Recorded data:
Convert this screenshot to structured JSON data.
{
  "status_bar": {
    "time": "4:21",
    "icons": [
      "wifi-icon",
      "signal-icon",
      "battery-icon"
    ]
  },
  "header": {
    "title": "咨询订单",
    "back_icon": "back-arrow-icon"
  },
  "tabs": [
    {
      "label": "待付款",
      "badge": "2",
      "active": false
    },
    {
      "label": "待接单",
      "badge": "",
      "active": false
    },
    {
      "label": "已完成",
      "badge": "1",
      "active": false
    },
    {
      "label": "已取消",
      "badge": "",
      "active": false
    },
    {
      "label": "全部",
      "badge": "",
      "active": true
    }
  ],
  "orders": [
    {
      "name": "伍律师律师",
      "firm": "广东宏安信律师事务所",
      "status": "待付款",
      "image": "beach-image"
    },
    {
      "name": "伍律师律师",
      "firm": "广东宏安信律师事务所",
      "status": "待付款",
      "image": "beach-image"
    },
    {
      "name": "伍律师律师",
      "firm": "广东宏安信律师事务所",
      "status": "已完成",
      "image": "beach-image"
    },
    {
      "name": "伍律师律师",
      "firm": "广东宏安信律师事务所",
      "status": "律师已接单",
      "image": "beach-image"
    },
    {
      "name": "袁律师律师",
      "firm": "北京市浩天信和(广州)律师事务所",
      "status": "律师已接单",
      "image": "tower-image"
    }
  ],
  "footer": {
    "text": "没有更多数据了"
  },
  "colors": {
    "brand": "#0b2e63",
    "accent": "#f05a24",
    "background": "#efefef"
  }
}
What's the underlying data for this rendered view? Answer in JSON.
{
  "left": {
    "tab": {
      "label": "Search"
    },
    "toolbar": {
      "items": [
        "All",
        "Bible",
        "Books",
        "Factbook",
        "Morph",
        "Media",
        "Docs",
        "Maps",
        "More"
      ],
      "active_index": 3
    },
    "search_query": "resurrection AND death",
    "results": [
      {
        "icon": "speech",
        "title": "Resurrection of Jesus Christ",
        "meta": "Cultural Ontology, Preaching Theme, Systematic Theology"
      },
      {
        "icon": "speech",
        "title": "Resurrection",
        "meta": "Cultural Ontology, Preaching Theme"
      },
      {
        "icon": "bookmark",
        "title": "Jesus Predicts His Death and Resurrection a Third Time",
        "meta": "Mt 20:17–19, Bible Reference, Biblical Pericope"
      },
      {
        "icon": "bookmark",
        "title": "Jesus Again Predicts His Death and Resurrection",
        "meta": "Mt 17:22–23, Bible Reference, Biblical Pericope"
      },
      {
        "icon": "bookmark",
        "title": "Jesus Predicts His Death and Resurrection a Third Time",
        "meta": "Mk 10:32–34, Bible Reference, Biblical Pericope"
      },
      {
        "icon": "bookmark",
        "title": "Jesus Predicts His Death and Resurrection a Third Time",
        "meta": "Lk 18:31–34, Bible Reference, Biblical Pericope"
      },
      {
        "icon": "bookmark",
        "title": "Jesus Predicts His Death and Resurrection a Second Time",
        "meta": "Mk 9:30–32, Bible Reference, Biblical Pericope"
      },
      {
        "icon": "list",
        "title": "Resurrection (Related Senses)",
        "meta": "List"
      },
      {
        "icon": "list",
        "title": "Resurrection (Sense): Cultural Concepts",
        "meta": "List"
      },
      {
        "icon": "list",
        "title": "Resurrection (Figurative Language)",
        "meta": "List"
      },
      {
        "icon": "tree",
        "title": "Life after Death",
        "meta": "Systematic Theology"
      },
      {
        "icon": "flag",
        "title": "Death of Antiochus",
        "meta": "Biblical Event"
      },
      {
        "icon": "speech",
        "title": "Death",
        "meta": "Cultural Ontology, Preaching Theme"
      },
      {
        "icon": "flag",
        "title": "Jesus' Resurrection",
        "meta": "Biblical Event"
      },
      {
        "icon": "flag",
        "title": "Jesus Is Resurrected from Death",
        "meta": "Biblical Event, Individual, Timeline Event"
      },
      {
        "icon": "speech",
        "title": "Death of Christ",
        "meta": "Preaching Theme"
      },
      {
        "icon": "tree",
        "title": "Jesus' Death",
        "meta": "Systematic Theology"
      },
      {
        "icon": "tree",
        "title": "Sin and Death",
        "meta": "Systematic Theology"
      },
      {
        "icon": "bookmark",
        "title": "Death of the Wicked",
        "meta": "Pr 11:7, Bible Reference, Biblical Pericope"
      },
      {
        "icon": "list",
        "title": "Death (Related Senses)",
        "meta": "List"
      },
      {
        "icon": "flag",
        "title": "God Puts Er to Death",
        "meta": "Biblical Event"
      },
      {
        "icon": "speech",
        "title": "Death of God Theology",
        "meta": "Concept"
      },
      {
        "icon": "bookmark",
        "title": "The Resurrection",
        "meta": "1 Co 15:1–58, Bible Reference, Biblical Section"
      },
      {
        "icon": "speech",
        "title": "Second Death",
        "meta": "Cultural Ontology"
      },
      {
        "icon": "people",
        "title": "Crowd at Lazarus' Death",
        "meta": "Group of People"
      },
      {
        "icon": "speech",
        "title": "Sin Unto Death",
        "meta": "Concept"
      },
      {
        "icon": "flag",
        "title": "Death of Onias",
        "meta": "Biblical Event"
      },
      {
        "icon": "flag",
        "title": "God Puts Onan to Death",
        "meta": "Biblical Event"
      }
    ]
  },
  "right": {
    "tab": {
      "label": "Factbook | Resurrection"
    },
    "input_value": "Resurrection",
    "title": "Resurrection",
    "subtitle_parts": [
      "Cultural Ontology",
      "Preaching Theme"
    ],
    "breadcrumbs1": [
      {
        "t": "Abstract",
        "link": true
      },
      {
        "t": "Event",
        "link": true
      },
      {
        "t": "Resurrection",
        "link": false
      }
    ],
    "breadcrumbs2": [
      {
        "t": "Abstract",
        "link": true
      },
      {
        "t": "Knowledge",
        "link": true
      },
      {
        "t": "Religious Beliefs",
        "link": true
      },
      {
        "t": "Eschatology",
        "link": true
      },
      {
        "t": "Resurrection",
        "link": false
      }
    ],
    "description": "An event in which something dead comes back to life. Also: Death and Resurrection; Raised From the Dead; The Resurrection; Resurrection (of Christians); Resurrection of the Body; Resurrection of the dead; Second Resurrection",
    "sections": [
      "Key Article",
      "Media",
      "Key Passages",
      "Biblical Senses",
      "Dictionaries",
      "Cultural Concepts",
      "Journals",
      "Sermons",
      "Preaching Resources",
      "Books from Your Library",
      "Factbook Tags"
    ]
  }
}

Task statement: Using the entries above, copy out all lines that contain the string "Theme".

Response area:
        "meta": "Cultural Ontology, Preaching Theme, Systematic Theology"
        "meta": "Cultural Ontology, Preaching Theme"
        "meta": "Cultural Ontology, Preaching Theme"
        "meta": "Preaching Theme"
      "Preaching Theme"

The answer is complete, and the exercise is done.